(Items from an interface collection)

##############################

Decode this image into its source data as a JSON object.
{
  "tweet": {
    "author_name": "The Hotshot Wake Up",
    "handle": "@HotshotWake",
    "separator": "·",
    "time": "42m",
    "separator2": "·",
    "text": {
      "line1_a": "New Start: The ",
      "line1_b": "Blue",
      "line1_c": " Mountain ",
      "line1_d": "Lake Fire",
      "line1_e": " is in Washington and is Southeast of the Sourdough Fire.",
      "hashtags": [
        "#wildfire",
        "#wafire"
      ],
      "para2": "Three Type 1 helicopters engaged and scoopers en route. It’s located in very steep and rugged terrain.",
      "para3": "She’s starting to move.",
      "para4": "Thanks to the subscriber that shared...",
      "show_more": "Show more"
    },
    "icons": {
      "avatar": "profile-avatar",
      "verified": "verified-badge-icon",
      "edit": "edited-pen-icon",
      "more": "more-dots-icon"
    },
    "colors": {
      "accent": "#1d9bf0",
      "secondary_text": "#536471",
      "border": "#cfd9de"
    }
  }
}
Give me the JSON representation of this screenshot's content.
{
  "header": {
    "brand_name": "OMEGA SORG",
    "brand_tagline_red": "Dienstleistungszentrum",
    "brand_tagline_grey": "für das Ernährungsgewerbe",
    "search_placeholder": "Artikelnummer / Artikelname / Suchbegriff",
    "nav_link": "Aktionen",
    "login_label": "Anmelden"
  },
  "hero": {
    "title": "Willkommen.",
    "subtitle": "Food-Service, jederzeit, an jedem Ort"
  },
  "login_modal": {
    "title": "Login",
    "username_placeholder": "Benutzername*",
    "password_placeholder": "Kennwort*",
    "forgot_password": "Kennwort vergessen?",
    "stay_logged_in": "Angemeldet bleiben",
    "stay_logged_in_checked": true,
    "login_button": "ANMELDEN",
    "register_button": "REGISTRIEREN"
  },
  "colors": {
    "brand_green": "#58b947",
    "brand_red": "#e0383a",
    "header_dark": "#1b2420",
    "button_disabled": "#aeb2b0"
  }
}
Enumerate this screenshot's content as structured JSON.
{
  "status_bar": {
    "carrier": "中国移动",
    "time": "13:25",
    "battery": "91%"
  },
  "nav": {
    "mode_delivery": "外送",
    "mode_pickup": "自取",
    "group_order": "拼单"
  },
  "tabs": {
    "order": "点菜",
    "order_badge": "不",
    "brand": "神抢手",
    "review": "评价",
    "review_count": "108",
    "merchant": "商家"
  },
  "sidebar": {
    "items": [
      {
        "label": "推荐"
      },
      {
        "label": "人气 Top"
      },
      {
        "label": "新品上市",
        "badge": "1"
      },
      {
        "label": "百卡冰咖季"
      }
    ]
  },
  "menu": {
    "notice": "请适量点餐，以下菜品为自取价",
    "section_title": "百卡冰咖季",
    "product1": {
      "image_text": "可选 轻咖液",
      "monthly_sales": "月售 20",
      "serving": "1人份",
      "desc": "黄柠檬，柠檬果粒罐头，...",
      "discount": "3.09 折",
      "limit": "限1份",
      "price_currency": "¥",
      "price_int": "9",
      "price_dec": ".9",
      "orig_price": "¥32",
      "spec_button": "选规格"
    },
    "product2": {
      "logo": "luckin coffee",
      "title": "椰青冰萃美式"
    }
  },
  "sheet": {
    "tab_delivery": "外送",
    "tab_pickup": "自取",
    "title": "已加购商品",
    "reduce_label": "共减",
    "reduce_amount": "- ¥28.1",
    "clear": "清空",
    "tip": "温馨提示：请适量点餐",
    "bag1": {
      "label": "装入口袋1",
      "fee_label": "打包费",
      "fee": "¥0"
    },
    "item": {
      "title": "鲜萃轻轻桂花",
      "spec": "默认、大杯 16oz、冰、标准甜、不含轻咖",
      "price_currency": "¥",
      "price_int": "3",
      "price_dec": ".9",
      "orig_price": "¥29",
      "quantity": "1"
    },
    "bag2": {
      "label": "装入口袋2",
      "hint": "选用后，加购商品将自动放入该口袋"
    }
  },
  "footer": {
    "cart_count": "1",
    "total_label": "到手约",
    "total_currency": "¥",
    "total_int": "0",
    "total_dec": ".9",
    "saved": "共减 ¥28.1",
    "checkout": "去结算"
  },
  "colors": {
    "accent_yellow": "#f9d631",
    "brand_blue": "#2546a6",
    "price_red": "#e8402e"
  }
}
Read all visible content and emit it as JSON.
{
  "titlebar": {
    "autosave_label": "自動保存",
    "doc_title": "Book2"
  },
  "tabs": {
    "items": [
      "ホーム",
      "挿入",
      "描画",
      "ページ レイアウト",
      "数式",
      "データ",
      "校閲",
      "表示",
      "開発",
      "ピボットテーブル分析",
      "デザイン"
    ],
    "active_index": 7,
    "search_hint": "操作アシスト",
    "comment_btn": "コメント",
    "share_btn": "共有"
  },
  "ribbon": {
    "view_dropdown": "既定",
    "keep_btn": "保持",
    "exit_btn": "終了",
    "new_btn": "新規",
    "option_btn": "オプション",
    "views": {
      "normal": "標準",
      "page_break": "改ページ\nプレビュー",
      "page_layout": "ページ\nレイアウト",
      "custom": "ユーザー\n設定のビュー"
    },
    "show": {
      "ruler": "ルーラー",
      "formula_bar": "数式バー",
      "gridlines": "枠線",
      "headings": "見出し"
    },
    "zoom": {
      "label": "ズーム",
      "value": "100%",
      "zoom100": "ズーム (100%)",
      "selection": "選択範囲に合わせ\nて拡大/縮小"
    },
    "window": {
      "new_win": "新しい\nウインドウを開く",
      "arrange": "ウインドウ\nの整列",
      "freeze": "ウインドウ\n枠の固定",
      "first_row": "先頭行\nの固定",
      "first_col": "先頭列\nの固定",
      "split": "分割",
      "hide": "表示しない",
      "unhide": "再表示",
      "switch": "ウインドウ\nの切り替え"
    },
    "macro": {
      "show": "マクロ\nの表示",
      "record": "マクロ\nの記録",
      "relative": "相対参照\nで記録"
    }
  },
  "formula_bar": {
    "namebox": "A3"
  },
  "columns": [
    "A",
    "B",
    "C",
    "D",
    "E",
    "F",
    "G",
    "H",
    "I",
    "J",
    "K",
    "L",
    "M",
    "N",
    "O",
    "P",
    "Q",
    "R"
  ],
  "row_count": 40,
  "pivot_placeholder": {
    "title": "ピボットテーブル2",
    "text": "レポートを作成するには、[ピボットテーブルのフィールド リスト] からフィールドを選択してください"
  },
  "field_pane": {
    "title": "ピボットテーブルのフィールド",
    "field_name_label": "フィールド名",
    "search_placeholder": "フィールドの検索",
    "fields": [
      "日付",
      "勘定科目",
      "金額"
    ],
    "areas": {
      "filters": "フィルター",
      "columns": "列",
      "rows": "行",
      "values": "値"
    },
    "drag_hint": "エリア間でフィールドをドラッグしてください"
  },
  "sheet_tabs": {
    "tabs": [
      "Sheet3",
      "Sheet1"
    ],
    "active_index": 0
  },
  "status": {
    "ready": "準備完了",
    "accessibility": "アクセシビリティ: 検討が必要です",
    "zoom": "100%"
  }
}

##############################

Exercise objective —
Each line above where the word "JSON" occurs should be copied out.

Answer box —
Decode this image into its source data as a JSON object.
Give me the JSON representation of this screenshot's content.
Enumerate this screenshot's content as structured JSON.
Read all visible content and emit it as JSON.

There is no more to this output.